Overall unemployment numbers also fail to capture the desperate situation facing our young veterans ("Current unemployment numbers are misleading" Web, Aug. 20). Recent numbers have estimated that nearly 30 percent of young male veterans are unemployed. This is almost twice the number for nonveterans. It's only going to get worse: The military plans to cut roughly 140,000 active duty and reserve forces in the coming years, all while raising veterans' health care premiums by more than 300 percent to accommodate nearly $1 trillion in Department of Defense cuts mandated by Congress.

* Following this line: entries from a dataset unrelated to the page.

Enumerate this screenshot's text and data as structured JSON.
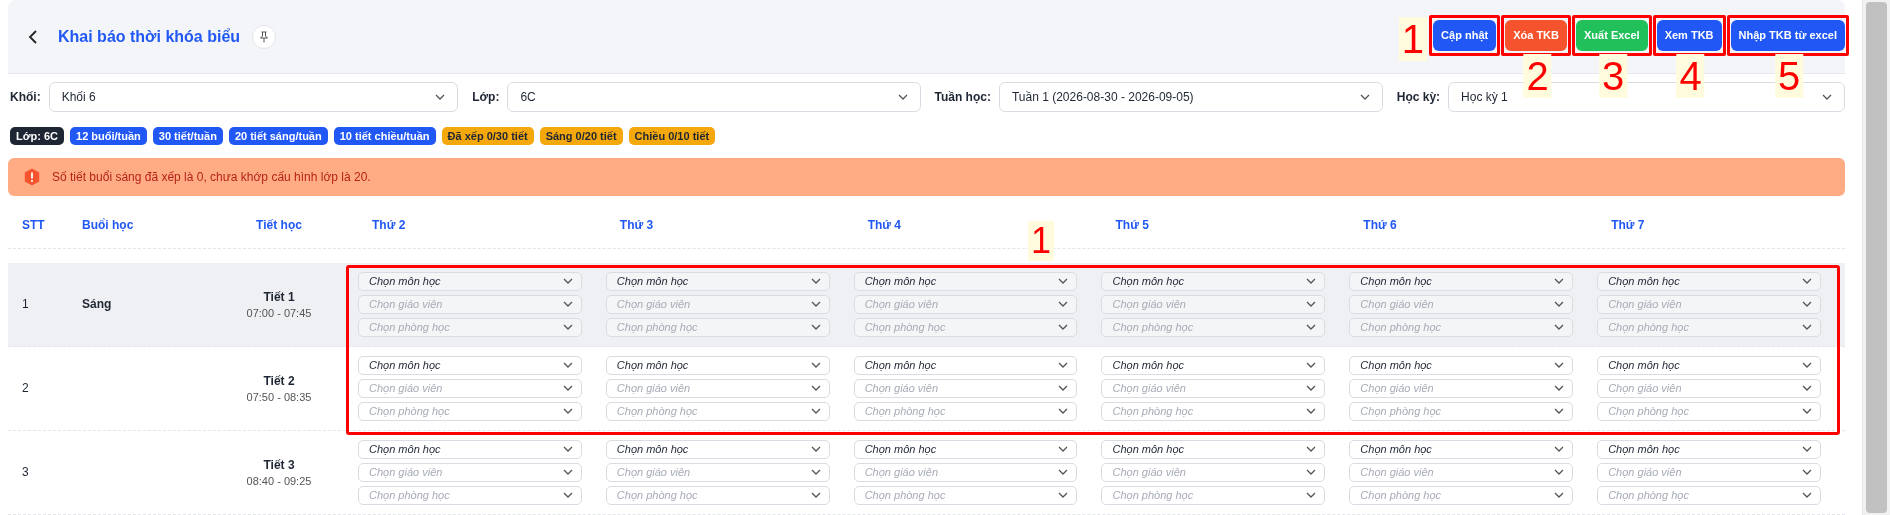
{
  "header": {
    "title": "Khai báo thời khóa biểu",
    "buttons": [
      {
        "label": "Cập nhật",
        "color": "#2158f5",
        "annotation": "1"
      },
      {
        "label": "Xóa TKB",
        "color": "#f4532e",
        "annotation": "2"
      },
      {
        "label": "Xuất Excel",
        "color": "#22c05a",
        "annotation": "3"
      },
      {
        "label": "Xem TKB",
        "color": "#2158f5",
        "annotation": "4"
      },
      {
        "label": "Nhập TKB từ excel",
        "color": "#2158f5",
        "annotation": "5"
      }
    ]
  },
  "filters": [
    {
      "label": "Khối:",
      "value": "Khối 6"
    },
    {
      "label": "Lớp:",
      "value": "6C"
    },
    {
      "label": "Tuần học:",
      "value": "Tuần 1 (2026-08-30 - 2026-09-05)"
    },
    {
      "label": "Học kỳ:",
      "value": "Học kỳ 1"
    }
  ],
  "badges": [
    {
      "text": "Lớp: 6C",
      "color": "#1f2633"
    },
    {
      "text": "12 buổi/tuần",
      "color": "#2158f5"
    },
    {
      "text": "30 tiết/tuần",
      "color": "#2158f5"
    },
    {
      "text": "20 tiết sáng/tuần",
      "color": "#2158f5"
    },
    {
      "text": "10 tiết chiều/tuần",
      "color": "#2158f5"
    },
    {
      "text": "Đã xếp 0/30 tiết",
      "color": "#f5a80c"
    },
    {
      "text": "Sáng 0/20 tiết",
      "color": "#f5a80c"
    },
    {
      "text": "Chiều 0/10 tiết",
      "color": "#f5a80c"
    }
  ],
  "alert": {
    "text": "Số tiết buổi sáng đã xếp là 0, chưa khớp cấu hình lớp là 20."
  },
  "table": {
    "columns": [
      "STT",
      "Buổi học",
      "Tiết học",
      "Thứ 2",
      "Thứ 3",
      "Thứ 4",
      "Thứ 5",
      "Thứ 6",
      "Thứ 7"
    ],
    "annotation": "1",
    "rows": [
      {
        "highlighted": true,
        "cells": [
          {
            "text": "1"
          },
          {
            "text": "Sáng"
          },
          {
            "text": "Tiết 1",
            "time": "07:00 - 07:45"
          },
          {
            "subject": "Chọn môn học",
            "teacher": "Chọn giáo viên",
            "room": "Chọn phòng học"
          },
          {
            "subject": "Chọn môn học",
            "teacher": "Chọn giáo viên",
            "room": "Chọn phòng học"
          },
          {
            "subject": "Chọn môn học",
            "teacher": "Chọn giáo viên",
            "room": "Chọn phòng học"
          },
          {
            "subject": "Chọn môn học",
            "teacher": "Chọn giáo viên",
            "room": "Chọn phòng học"
          },
          {
            "subject": "Chọn môn học",
            "teacher": "Chọn giáo viên",
            "room": "Chọn phòng học"
          },
          {
            "subject": "Chọn môn học",
            "teacher": "Chọn giáo viên",
            "room": "Chọn phòng học"
          }
        ]
      },
      {
        "highlighted": false,
        "cells": [
          {
            "text": "2"
          },
          {
            "text": ""
          },
          {
            "text": "Tiết 2",
            "time": "07:50 - 08:35"
          },
          {
            "subject": "Chọn môn học",
            "teacher": "Chọn giáo viên",
            "room": "Chọn phòng học"
          },
          {
            "subject": "Chọn môn học",
            "teacher": "Chọn giáo viên",
            "room": "Chọn phòng học"
          },
          {
            "subject": "Chọn môn học",
            "teacher": "Chọn giáo viên",
            "room": "Chọn phòng học"
          },
          {
            "subject": "Chọn môn học",
            "teacher": "Chọn giáo viên",
            "room": "Chọn phòng học"
          },
          {
            "subject": "Chọn môn học",
            "teacher": "Chọn giáo viên",
            "room": "Chọn phòng học"
          },
          {
            "subject": "Chọn môn học",
            "teacher": "Chọn giáo viên",
            "room": "Chọn phòng học"
          }
        ]
      },
      {
        "highlighted": false,
        "cells": [
          {
            "text": "3"
          },
          {
            "text": ""
          },
          {
            "text": "Tiết 3",
            "time": "08:40 - 09:25"
          },
          {
            "subject": "Chọn môn học",
            "teacher": "Chọn giáo viên",
            "room": "Chọn phòng học"
          },
          {
            "subject": "Chọn môn học",
            "teacher": "Chọn giáo viên",
            "room": "Chọn phòng học"
          },
          {
            "subject": "Chọn môn học",
            "teacher": "Chọn giáo viên",
            "room": "Chọn phòng học"
          },
          {
            "subject": "Chọn môn học",
            "teacher": "Chọn giáo viên",
            "room": "Chọn phòng học"
          },
          {
            "subject": "Chọn môn học",
            "teacher": "Chọn giáo viên",
            "room": "Chọn phòng học"
          },
          {
            "subject": "Chọn môn học",
            "teacher": "Chọn giáo viên",
            "room": "Chọn phòng học"
          }
        ]
      }
    ]
  }
}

As more troops leave Afghanistan and re-enter civilian life, the federal government should help them land on their feet, not knock them off balance. That means protecting veterans' programs and keeping veterans' health care affordable, whether by rolling back some of the proposed defense budget cuts or trimming elsewhere in the Pentagon budget, if necessary.
Containing cost growth on the Joint Strike Fighter program -- a $1 trillion program that's already 75 percent overbudget -- could save billions of dollars. Or leaders could address bureaucratic inefficiencies that throw billions down the drain every year.
When it comes to cutting the deficit, veterans' programs should be last on the chopping block.
ANTHONY T. HAWKINS
Congressional Black Caucus Veterans Braintrust
© Copyright 2016 The Washington Times, LLC. Click here for reprint permission.